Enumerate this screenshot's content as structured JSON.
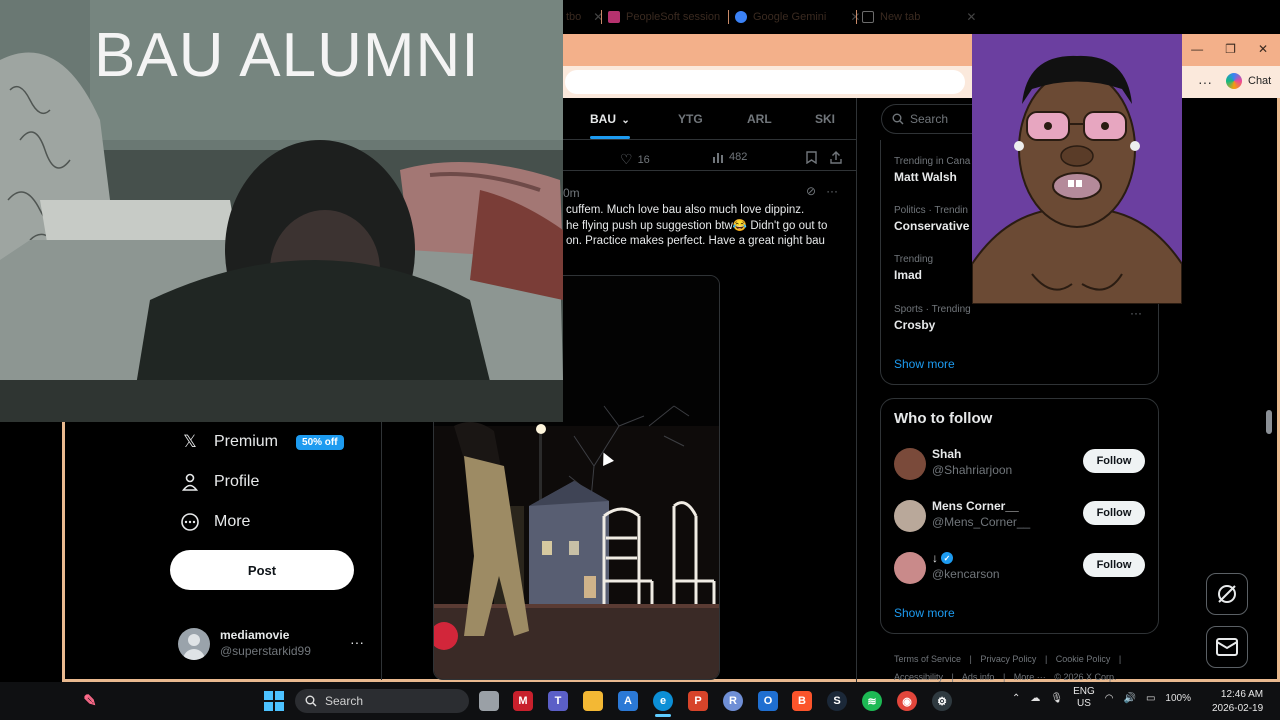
{
  "browser": {
    "tabs": [
      {
        "label": "tbo",
        "color": "#d9534f"
      },
      {
        "label": "PeopleSoft session",
        "color": "#b6326e"
      },
      {
        "label": "Google Gemini",
        "color": "#3b82f6"
      },
      {
        "label": "New tab",
        "color": "#6b6b6b"
      }
    ],
    "copilot_label": "Chat",
    "more_label": "···"
  },
  "feed": {
    "tabs": [
      {
        "label": "BAU",
        "active": true
      },
      {
        "label": "YTG",
        "active": false
      },
      {
        "label": "ARL",
        "active": false
      },
      {
        "label": "SKI",
        "active": false
      }
    ],
    "actions": {
      "likes": "16",
      "views": "482"
    },
    "post": {
      "time": "0m",
      "lines": [
        "cuffem. Much love bau also much love dippinz.",
        "he flying push up suggestion btw😂 Didn't go out to",
        "on. Practice makes perfect. Have a great night bau"
      ]
    }
  },
  "nav": {
    "premium_label": "Premium",
    "premium_badge": "50% off",
    "profile_label": "Profile",
    "more_label": "More",
    "post_button": "Post",
    "account": {
      "name": "mediamovie",
      "handle": "@superstarkid99"
    }
  },
  "right": {
    "search_placeholder": "Search",
    "trends": [
      {
        "category": "Trending in Cana",
        "name": "Matt Walsh"
      },
      {
        "category": "Politics · Trendin",
        "name": "Conservative"
      },
      {
        "category": "Trending",
        "name": "Imad"
      },
      {
        "category": "Sports · Trending",
        "name": "Crosby"
      }
    ],
    "show_more": "Show more",
    "who_to_follow_title": "Who to follow",
    "follow_suggestions": [
      {
        "name": "Shah",
        "handle": "@Shahriarjoon",
        "button": "Follow",
        "verified": false,
        "avatar_color": "#7a4a3a"
      },
      {
        "name": "Mens Corner__",
        "handle": "@Mens_Corner__",
        "button": "Follow",
        "verified": false,
        "avatar_color": "#b9a89a"
      },
      {
        "name": "↓",
        "handle": "@kencarson",
        "button": "Follow",
        "verified": true,
        "avatar_color": "#c98a8a"
      }
    ],
    "show_more_2": "Show more",
    "footer_links": [
      "Terms of Service",
      "|",
      "Privacy Policy",
      "|",
      "Cookie Policy",
      "|",
      "Accessibility",
      "|",
      "Ads info",
      "|",
      "More ···",
      "© 2026 X Corp."
    ]
  },
  "webcam": {
    "overlay_text": "BAU ALUMNI"
  },
  "taskbar": {
    "search_label": "Search",
    "lang_top": "ENG",
    "lang_bottom": "US",
    "battery": "100%",
    "time": "12:46 AM",
    "date": "2026-02-19"
  },
  "colors": {
    "accent": "#1d9bf0",
    "tabbar": "#f3b08a",
    "window_border": "#e9b98f"
  }
}
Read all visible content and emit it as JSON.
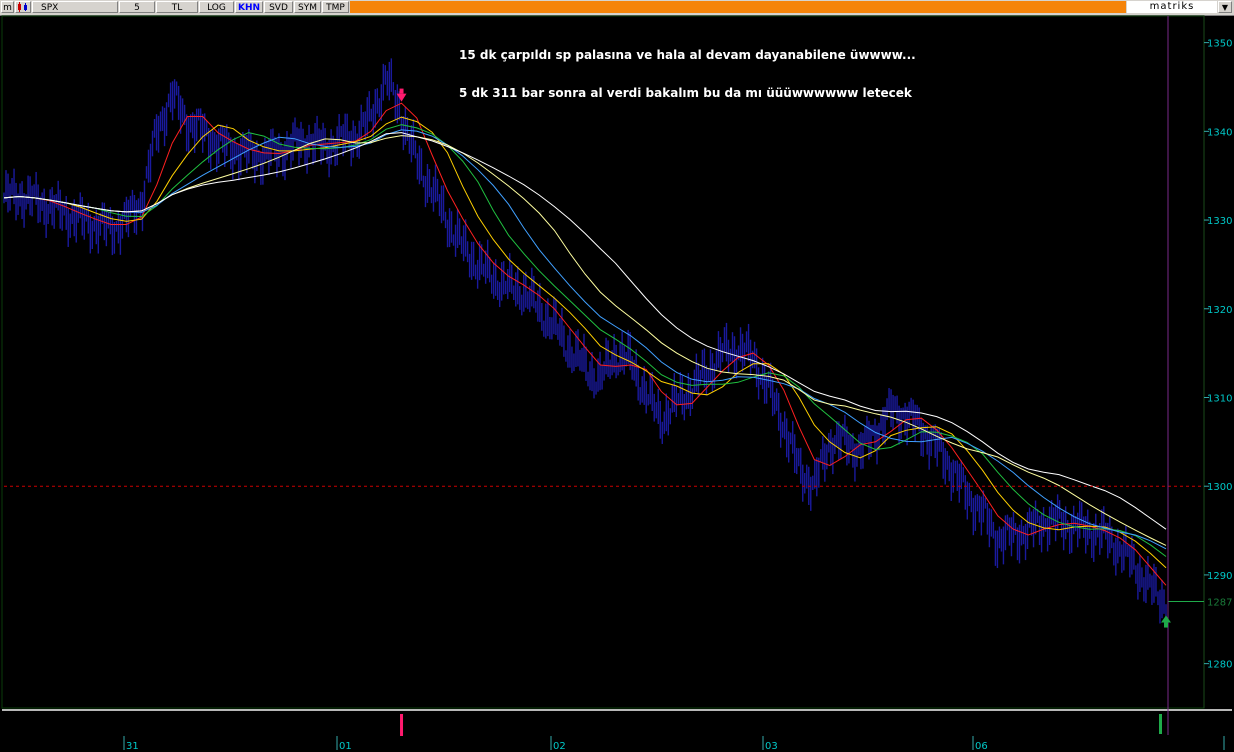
{
  "toolbar": {
    "menu_icon": "m",
    "symbol": "SPX",
    "period": "5",
    "currency": "TL",
    "log": "LOG",
    "khn": "KHN",
    "svd": "SVD",
    "sym": "SYM",
    "tmp": "TMP",
    "brand": "matriks",
    "dropdown_icon": "▼"
  },
  "annotations": {
    "line1": "15 dk çarpıldı sp palasına ve hala al devam dayanabilene üwwww...",
    "line2": "5 dk 311 bar sonra al verdi bakalım bu da mı üüüwwwwww letecek"
  },
  "price_axis": {
    "ticks": [
      "1350",
      "1340",
      "1330",
      "1320",
      "1310",
      "1300",
      "1290",
      "1280"
    ],
    "last_label": "1287"
  },
  "date_axis": {
    "labels": [
      "31",
      "01",
      "02",
      "03",
      "06"
    ]
  },
  "colors": {
    "background": "#000000",
    "bars": "#1a1a9e",
    "axis_text": "#00c8c8",
    "reference_line": "#cc0000",
    "sell_signal": "#ff1a6e",
    "buy_signal": "#1faa4a",
    "cursor_line": "#7a2a8a",
    "ma_colors": [
      "#ff2020",
      "#ffd000",
      "#20c040",
      "#40a0ff",
      "#ffffa0",
      "#ffffff"
    ]
  },
  "chart_data": {
    "type": "line",
    "symbol": "SPX",
    "interval_min": 5,
    "ylim": [
      1275,
      1353
    ],
    "reference_line": 1300,
    "last_price": 1287,
    "sessions": [
      "31",
      "01",
      "02",
      "03",
      "06"
    ],
    "close": [
      1332.5,
      1332.8,
      1332.2,
      1331.5,
      1330.8,
      1330,
      1329.5,
      1329,
      1330,
      1332,
      1340,
      1344,
      1341,
      1340,
      1338.5,
      1338,
      1337.5,
      1337.2,
      1337.8,
      1338.5,
      1339,
      1338.2,
      1339,
      1339.5,
      1341.5,
      1346,
      1342,
      1336.5,
      1333.5,
      1330,
      1327,
      1325,
      1323.5,
      1322.5,
      1322,
      1320,
      1318,
      1315.5,
      1313.5,
      1312,
      1315,
      1314,
      1310.5,
      1307.5,
      1309.5,
      1311,
      1313,
      1315,
      1315.5,
      1314.5,
      1311,
      1307,
      1302,
      1300,
      1305,
      1305,
      1304,
      1306,
      1308.5,
      1308,
      1306.5,
      1304.5,
      1302,
      1299,
      1297,
      1294,
      1294.5,
      1295,
      1296,
      1296,
      1295.5,
      1295,
      1294.5,
      1293,
      1291,
      1288.5,
      1287
    ],
    "ma_periods": [
      3,
      5,
      7,
      9,
      12,
      16
    ],
    "signals": [
      {
        "type": "sell",
        "index": 26
      },
      {
        "type": "buy",
        "index": 76
      }
    ]
  }
}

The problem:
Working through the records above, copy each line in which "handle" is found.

Answer section:
      "handle": "@superstarkid99"
        "handle": "@Shahriarjoon",
        "handle": "@Mens_Corner__",
        "handle": "@kencarson",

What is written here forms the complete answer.